**Task requirements**
Read through the lines below for the string "Средний" and copy each one that has it.

***** Working data

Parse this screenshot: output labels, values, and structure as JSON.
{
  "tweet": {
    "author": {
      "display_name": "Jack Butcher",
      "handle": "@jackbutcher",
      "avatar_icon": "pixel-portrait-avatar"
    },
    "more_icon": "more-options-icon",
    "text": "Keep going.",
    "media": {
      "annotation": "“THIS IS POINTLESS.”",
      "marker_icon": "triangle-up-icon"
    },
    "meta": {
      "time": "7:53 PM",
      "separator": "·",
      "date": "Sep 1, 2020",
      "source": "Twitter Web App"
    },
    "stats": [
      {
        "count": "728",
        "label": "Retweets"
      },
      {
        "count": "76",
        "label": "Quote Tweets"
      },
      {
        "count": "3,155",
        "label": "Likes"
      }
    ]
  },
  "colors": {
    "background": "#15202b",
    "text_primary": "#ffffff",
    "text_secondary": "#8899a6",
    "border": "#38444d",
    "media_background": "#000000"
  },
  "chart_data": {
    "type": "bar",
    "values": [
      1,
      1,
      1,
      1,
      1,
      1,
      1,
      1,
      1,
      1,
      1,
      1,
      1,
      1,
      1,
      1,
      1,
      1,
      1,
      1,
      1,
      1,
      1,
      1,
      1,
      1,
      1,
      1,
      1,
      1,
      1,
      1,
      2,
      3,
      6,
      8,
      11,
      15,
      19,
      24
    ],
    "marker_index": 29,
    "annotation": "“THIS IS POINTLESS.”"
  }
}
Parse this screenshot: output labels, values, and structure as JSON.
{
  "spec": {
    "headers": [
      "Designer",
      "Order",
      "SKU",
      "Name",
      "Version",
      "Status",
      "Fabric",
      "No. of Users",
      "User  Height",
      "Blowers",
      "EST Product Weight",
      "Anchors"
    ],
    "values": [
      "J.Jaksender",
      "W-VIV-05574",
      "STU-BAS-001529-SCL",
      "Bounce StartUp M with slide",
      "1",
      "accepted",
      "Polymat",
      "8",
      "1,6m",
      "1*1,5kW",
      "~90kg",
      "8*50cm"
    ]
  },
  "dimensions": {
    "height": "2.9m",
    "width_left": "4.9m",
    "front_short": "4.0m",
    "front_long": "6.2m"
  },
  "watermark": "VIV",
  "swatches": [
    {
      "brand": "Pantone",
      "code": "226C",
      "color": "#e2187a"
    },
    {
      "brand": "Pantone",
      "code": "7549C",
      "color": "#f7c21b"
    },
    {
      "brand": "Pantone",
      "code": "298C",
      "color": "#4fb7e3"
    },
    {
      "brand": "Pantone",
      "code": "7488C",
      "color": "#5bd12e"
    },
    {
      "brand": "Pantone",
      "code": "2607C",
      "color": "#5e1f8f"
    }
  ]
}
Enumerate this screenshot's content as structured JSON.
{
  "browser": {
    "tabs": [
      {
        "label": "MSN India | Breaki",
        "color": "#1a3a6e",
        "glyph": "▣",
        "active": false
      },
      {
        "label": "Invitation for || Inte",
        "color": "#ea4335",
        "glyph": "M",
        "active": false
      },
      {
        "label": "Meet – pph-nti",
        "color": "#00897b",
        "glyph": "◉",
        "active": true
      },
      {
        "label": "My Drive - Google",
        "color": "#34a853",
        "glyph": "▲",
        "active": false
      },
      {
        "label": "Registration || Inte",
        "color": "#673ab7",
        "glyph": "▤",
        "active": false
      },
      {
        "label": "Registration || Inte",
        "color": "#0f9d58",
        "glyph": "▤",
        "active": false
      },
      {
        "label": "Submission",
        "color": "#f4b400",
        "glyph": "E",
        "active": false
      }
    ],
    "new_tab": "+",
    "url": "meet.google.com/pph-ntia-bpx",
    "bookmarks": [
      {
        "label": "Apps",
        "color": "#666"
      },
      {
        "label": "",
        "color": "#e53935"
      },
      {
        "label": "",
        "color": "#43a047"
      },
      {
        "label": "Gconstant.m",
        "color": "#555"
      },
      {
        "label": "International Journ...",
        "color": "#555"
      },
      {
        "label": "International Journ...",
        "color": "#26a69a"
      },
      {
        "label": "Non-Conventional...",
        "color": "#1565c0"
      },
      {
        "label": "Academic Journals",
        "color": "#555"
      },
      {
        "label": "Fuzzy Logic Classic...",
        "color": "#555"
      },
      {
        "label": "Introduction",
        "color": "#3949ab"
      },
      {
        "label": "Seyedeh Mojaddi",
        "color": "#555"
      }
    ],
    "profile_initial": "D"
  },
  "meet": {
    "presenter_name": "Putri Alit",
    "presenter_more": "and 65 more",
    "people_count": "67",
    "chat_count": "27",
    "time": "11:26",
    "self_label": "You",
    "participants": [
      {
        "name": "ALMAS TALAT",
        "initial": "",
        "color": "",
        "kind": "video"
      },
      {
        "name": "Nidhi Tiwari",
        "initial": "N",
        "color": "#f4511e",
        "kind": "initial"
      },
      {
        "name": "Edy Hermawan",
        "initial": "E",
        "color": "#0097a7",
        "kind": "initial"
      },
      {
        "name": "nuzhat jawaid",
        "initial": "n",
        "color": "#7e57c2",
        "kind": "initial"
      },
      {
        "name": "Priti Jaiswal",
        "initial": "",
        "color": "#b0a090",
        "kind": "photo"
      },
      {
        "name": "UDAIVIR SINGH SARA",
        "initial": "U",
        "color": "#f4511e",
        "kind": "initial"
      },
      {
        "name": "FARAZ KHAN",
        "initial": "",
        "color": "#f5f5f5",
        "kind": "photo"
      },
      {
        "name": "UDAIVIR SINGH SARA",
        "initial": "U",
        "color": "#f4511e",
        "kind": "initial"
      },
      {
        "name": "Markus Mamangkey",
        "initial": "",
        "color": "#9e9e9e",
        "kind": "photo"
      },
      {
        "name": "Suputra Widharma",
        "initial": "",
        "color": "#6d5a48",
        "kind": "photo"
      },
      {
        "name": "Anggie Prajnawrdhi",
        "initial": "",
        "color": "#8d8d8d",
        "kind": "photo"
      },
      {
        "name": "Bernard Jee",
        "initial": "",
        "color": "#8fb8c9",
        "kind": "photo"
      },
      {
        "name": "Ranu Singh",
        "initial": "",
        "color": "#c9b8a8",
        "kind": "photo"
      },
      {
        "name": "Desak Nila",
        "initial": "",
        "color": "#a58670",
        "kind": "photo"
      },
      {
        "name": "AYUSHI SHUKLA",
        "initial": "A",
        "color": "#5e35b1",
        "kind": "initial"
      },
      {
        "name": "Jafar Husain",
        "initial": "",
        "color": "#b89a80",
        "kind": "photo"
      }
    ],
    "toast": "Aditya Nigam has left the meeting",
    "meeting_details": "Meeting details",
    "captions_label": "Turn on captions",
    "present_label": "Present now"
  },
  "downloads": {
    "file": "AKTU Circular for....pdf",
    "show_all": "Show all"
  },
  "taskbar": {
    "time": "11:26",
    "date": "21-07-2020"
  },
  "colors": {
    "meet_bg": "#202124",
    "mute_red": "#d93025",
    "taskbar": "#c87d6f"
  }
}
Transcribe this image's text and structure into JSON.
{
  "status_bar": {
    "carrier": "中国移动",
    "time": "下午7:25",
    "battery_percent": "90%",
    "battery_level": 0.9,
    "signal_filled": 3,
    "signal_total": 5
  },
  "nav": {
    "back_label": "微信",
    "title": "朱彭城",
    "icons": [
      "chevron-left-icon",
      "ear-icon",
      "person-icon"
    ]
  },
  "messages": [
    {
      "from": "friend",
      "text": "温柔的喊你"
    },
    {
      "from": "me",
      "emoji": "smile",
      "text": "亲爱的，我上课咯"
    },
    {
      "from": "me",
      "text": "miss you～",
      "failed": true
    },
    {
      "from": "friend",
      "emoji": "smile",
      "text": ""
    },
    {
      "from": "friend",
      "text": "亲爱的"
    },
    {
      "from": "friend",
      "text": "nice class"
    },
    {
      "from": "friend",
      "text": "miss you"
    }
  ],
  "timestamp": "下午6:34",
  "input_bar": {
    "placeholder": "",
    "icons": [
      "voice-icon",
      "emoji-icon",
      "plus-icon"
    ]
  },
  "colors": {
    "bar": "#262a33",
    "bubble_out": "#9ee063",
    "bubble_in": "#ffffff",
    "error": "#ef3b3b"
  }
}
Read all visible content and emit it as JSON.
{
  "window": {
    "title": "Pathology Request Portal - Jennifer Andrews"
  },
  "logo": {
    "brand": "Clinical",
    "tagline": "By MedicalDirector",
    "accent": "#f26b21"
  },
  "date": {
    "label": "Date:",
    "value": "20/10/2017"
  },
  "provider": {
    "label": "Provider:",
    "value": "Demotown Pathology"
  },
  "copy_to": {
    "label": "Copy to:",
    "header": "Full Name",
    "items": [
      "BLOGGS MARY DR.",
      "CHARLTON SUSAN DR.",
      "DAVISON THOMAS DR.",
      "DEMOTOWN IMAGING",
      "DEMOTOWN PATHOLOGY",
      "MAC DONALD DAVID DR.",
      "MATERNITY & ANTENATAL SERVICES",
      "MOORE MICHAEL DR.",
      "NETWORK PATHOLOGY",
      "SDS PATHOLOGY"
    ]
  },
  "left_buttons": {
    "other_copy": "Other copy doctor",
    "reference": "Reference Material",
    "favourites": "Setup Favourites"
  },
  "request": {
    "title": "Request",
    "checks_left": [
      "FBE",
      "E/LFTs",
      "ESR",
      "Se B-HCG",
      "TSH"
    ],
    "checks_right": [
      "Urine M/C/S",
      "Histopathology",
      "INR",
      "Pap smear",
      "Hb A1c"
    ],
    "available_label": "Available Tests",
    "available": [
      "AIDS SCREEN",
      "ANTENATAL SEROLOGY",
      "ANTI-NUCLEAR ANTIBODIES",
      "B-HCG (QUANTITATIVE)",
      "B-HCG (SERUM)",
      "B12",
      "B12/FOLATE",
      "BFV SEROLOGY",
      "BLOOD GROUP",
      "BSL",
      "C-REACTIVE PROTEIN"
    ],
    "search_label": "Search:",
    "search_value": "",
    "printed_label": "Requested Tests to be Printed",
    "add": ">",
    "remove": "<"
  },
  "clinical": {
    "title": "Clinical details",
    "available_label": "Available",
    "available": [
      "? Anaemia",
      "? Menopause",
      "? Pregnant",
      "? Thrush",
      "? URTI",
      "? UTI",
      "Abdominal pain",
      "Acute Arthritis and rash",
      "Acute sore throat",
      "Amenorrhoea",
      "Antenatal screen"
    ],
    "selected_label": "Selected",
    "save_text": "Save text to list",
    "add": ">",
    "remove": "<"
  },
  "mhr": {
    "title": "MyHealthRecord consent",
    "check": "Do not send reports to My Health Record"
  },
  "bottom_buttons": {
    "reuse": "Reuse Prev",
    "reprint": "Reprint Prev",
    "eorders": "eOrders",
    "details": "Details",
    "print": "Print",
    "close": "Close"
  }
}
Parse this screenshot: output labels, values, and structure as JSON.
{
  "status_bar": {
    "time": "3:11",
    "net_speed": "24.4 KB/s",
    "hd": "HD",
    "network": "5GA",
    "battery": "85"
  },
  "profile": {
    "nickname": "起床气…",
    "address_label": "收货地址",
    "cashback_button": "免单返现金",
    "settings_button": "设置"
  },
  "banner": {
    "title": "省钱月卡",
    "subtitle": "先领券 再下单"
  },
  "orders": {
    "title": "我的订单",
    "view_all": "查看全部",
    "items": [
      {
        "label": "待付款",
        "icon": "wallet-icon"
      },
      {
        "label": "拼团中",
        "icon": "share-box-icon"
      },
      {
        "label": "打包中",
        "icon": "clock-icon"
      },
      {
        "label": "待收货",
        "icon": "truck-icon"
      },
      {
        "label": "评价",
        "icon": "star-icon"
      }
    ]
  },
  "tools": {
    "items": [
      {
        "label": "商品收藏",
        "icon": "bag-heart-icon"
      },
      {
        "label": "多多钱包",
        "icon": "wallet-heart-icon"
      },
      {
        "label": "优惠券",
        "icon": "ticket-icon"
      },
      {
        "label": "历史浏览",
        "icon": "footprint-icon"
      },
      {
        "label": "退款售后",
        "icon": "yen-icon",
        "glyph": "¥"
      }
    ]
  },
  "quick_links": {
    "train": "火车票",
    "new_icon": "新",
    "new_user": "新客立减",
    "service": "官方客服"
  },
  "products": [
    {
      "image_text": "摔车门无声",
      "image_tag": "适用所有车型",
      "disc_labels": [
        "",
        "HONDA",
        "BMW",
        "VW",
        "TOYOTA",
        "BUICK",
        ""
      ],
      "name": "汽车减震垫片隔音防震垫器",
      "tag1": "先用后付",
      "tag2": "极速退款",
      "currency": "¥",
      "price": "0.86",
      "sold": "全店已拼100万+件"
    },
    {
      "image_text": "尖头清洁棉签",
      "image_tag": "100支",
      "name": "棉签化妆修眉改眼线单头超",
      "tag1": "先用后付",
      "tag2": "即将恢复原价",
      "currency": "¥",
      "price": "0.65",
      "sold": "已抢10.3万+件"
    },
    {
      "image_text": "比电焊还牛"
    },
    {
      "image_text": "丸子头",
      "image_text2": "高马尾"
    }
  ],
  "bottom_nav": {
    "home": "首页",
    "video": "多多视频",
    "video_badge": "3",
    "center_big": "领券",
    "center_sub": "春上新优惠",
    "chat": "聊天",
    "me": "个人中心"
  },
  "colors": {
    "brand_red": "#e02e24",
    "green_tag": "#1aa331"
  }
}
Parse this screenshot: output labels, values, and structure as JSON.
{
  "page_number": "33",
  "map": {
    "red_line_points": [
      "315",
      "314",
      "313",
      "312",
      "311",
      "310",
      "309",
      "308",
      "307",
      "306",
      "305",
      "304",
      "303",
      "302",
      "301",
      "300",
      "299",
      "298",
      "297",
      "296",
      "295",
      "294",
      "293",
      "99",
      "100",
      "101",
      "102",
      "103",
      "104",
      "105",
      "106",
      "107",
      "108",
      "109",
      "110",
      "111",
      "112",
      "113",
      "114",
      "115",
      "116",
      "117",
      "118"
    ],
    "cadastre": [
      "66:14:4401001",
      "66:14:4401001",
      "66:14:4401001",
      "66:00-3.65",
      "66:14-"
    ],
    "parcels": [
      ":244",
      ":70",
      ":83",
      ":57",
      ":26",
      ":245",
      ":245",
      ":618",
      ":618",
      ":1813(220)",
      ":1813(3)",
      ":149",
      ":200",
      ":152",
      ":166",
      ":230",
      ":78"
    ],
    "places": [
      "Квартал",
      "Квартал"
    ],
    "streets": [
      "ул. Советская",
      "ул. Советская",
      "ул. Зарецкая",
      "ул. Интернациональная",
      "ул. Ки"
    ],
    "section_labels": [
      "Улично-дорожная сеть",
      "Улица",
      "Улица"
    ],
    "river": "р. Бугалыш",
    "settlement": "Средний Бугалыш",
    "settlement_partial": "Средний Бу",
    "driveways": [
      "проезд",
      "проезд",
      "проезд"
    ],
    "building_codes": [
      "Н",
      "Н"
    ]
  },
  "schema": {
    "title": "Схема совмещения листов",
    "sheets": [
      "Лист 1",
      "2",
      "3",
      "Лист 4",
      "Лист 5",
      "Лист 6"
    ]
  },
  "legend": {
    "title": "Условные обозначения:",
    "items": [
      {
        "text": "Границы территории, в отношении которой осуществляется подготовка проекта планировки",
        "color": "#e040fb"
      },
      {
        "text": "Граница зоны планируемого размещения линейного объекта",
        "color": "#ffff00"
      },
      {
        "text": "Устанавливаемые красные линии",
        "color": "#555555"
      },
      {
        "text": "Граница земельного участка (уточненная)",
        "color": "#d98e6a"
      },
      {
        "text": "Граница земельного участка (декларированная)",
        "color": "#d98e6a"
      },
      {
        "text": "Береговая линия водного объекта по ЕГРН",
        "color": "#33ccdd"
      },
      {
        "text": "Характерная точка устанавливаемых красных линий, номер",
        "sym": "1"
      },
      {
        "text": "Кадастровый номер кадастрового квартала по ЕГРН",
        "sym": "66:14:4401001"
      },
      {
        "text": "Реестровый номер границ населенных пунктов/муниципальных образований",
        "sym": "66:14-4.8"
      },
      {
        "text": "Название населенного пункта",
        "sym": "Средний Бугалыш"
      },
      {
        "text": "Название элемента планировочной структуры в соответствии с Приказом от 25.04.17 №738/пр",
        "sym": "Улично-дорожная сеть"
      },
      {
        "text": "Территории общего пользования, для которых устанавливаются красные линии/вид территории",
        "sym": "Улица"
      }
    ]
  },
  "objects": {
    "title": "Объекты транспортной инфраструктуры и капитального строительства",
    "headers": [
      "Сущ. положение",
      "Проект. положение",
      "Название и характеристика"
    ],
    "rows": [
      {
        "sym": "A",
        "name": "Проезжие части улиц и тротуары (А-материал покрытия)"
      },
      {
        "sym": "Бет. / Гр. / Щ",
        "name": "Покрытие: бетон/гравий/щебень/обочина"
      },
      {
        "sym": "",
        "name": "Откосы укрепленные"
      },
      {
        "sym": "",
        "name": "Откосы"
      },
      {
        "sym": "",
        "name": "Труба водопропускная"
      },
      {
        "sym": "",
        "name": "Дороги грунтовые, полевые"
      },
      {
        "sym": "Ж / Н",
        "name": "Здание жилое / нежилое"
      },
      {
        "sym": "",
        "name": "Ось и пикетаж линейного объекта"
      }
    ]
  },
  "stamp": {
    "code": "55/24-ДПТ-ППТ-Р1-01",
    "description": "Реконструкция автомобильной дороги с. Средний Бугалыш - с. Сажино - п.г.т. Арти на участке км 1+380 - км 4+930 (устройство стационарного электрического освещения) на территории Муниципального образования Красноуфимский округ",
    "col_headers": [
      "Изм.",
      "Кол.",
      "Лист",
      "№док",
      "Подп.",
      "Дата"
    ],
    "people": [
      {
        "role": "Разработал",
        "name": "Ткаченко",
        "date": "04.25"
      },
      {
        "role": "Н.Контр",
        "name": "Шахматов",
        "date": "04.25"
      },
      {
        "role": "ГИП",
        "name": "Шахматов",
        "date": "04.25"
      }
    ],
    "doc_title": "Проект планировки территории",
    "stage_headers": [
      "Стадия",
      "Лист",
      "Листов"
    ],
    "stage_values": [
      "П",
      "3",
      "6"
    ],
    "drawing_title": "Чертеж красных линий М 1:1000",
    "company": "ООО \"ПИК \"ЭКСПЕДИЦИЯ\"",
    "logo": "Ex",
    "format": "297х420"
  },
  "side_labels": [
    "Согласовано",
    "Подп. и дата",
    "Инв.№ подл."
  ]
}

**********

**Reply to the task**
    "settlement": "Средний Бугалыш",
    "settlement_partial": "Средний Бу",
        "sym": "Средний Бугалыш"
    "description": "Реконструкция автомобильной дороги с. Средний Бугалыш - с. Сажино - п.г.т. Арти на участке км 1+380 - км 4+930 (устройство стационарного электрического освещения) на территории Муниципального образования Красноуфимский округ",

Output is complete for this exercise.